FDR, Pennsylvanians for Healthy Workplace offer public forums for victims of workplace bullying

Workplace bullying occurs at a rate similar to bullying at school, but it doesn't get the same amount of attention.

The nonprofit Family Design Resources Inc. and Pennsylvanians for a Healthy Workplace are out to change that.

They are teaming up this month to provide forums for victims of workplace bullying and to rally support in Pennsylvania for anti-bullying legislation known as the Healthy Workplace Bill. These efforts coincide with Freedom from Workplace Bullies Week, Oct. 16-22.

On Oct. 20, FDR and Pennsylvanians for a Healthy Workplace will host a free public forum from 5:30 to 7:30 p.m. at the offices of JPL, 471 JPL Wick Drive, Harrisburg. No registration is required.

Meanwhile, the organizations will continue to host public conference calls at 10 a.m. and 7 p.m. Wednesdays through October. Anyone can join the calls by dialing 641-715-0700 and using the access code 434962#.

Deborah Wilson Gadsden, FDR training specialist, and Victoria Johnson, a retired college professor, are Pennsylvania co-coordinators for the Healthy Workplace Bill and are serving as hosts for this month's forums.

"These forums are designed as informal opportunities for people to share their stories in a supportive environment," Gadsden said. "They can reveal as little or as much of their specific circumstances as they feel comfortable doing. We want them to know that they are not alone, and that there are resources available to them."

The national nonprofit Workplace Bullying Institute oversees the Healthy Workplace campaign, which has seen the Healthy Workplace Bill introduced in more than half of the states. Gadsden, who is a graduate of the institute's Workplace Bullying University training program, and Johnson are seeking legislative sponsors for the Healthy Workplace Bill.

The Healthy Workplace Bill website defines workplace bullying as repeated, health-harming mistreatment of one or more persons (the targets) by one or more perpetrators: abusive conduct that takes one or more of the following forms: verbal abuse; threatening, intimidating or humiliating behaviors (including nonverbal); work interference – sabotage – which prevents work from getting done.

The Healthy Workplace Bill itself seeks to precisely define what an "abusive work environment" is and, according to its supporters, plug gaps in existing state and federal civil rights protections. It would require victims to show proof, as diagnosed by a licensed health or mental health professional, that their health was harmed by the mistreatment they experienced at work.

Among the benefits for workers, the bill would:
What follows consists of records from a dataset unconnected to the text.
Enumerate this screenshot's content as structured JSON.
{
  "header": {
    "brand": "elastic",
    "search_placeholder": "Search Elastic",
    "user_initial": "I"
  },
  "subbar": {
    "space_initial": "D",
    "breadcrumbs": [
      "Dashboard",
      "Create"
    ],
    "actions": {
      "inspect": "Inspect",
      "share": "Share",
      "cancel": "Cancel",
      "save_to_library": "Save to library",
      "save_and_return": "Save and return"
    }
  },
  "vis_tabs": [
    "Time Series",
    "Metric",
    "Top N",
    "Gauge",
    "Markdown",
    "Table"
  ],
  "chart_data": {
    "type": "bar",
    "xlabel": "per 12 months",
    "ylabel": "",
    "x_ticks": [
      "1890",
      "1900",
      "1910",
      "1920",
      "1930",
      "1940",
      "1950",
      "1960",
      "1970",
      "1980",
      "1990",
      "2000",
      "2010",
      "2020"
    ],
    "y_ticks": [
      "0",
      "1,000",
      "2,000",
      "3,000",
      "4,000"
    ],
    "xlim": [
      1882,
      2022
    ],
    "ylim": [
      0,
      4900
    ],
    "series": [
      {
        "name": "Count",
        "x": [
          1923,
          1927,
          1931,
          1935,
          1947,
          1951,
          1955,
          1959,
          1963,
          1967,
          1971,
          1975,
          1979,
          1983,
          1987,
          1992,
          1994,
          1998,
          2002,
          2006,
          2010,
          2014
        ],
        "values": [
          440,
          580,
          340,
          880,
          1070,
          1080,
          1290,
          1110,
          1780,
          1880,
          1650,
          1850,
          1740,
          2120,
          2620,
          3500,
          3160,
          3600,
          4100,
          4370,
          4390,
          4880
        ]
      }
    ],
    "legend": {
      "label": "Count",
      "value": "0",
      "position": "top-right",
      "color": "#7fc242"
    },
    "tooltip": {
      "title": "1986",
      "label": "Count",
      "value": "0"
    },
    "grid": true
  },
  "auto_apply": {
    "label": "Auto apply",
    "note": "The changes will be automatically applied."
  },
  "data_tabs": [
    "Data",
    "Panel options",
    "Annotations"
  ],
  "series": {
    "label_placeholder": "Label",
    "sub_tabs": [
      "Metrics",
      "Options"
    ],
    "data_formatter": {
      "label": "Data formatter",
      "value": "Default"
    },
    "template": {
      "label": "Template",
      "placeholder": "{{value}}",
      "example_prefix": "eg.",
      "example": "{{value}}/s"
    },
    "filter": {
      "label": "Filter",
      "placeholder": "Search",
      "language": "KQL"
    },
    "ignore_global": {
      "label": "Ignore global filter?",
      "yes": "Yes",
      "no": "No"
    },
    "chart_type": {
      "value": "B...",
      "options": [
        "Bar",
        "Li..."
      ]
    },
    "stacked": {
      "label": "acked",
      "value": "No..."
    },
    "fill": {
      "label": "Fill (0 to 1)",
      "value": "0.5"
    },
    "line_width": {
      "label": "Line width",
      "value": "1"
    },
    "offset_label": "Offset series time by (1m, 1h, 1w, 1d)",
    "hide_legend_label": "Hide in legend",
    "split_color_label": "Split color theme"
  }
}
• Provide an avenue for legal redress for health-harming cruelty at work;
• Allow them to sue a bully as an individual and to seek restoration of lost wages and benefits;
• Compel employers to prevent and correct future instances of bullying.